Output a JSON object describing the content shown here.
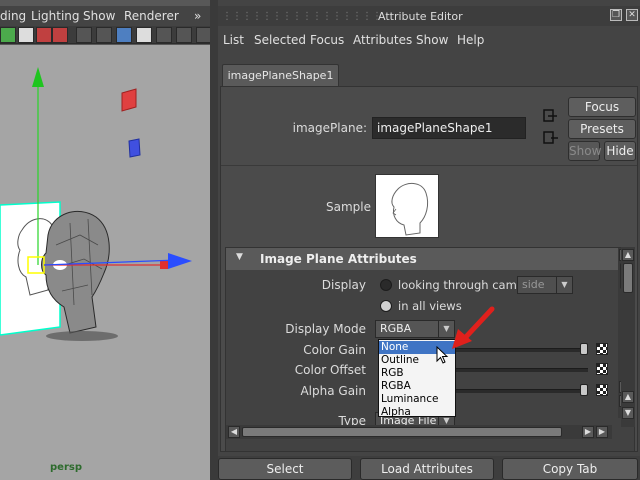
{
  "viewport": {
    "menus": [
      "ding",
      "Lighting",
      "Show",
      "Renderer"
    ],
    "overflow": "»",
    "camera_label": "persp"
  },
  "attribute_editor": {
    "title": "Attribute Editor",
    "menus": [
      "List",
      "Selected",
      "Focus",
      "Attributes",
      "Show",
      "Help"
    ],
    "tab": "imagePlaneShape1",
    "image_plane_label": "imagePlane:",
    "image_plane_value": "imagePlaneShape1",
    "buttons": {
      "focus": "Focus",
      "presets": "Presets",
      "show": "Show",
      "hide": "Hide"
    },
    "sample_label": "Sample",
    "section_title": "Image Plane Attributes",
    "display_label": "Display",
    "display_option_camera": "looking through camera",
    "display_camera_value": "side",
    "display_option_all": "in all views",
    "display_mode_label": "Display Mode",
    "display_mode_value": "RGBA",
    "color_gain_label": "Color Gain",
    "color_offset_label": "Color Offset",
    "alpha_gain_label": "Alpha Gain",
    "type_label": "Type",
    "type_value": "Image File",
    "display_mode_options": [
      "None",
      "Outline",
      "RGB",
      "RGBA",
      "Luminance",
      "Alpha"
    ],
    "highlighted_option": "None",
    "bottom_buttons": {
      "select": "Select",
      "load": "Load Attributes",
      "copy": "Copy Tab"
    }
  },
  "colors": {
    "highlight": "#3f74c4",
    "arrow": "#e0201c"
  }
}
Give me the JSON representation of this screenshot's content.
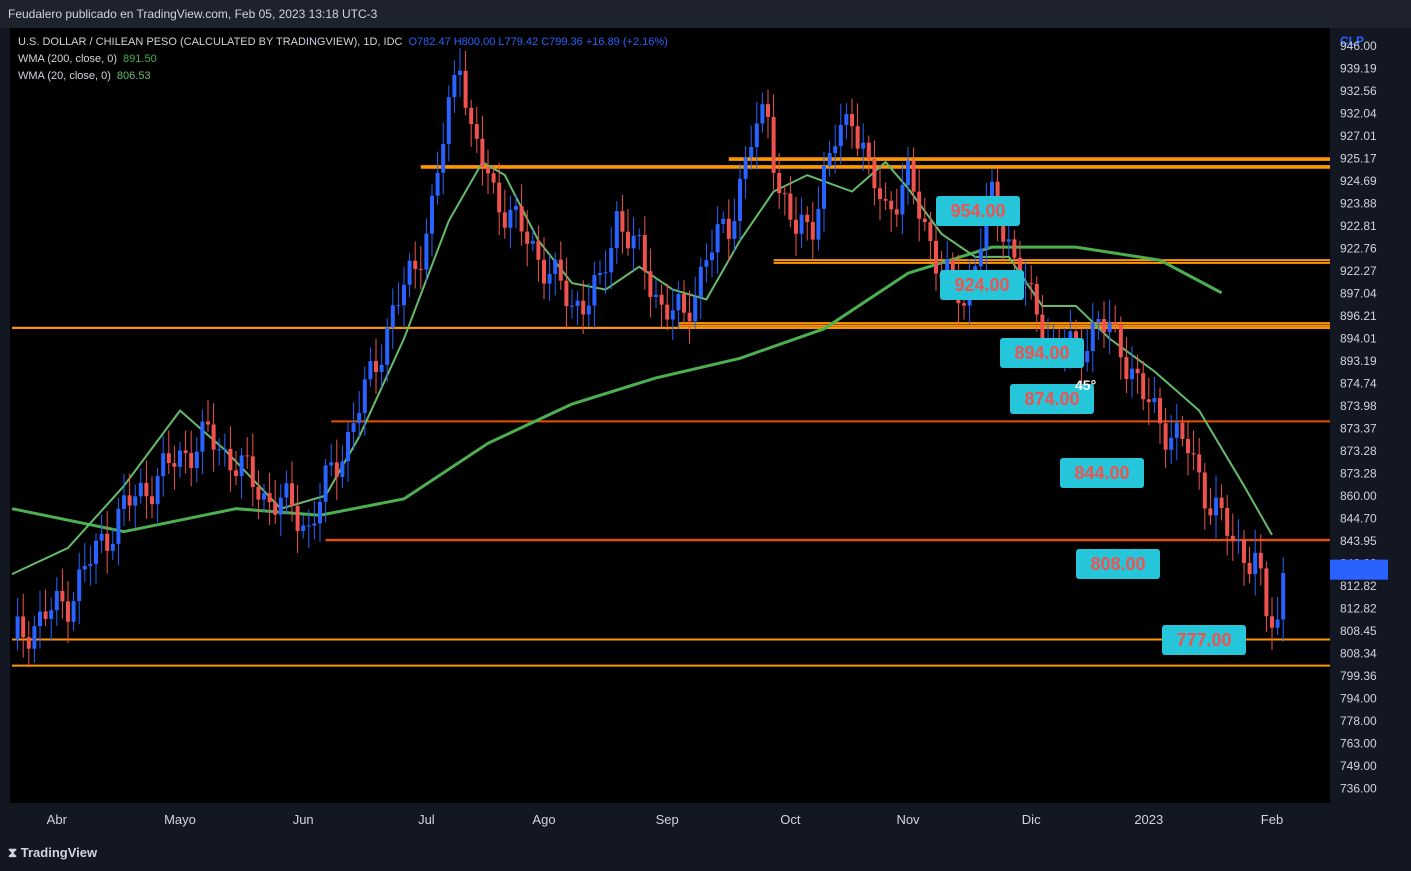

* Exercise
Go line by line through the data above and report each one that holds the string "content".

* Your solution
Output a JSON object describing the content shown here.
Give me the JSON representation of this screenshot's content.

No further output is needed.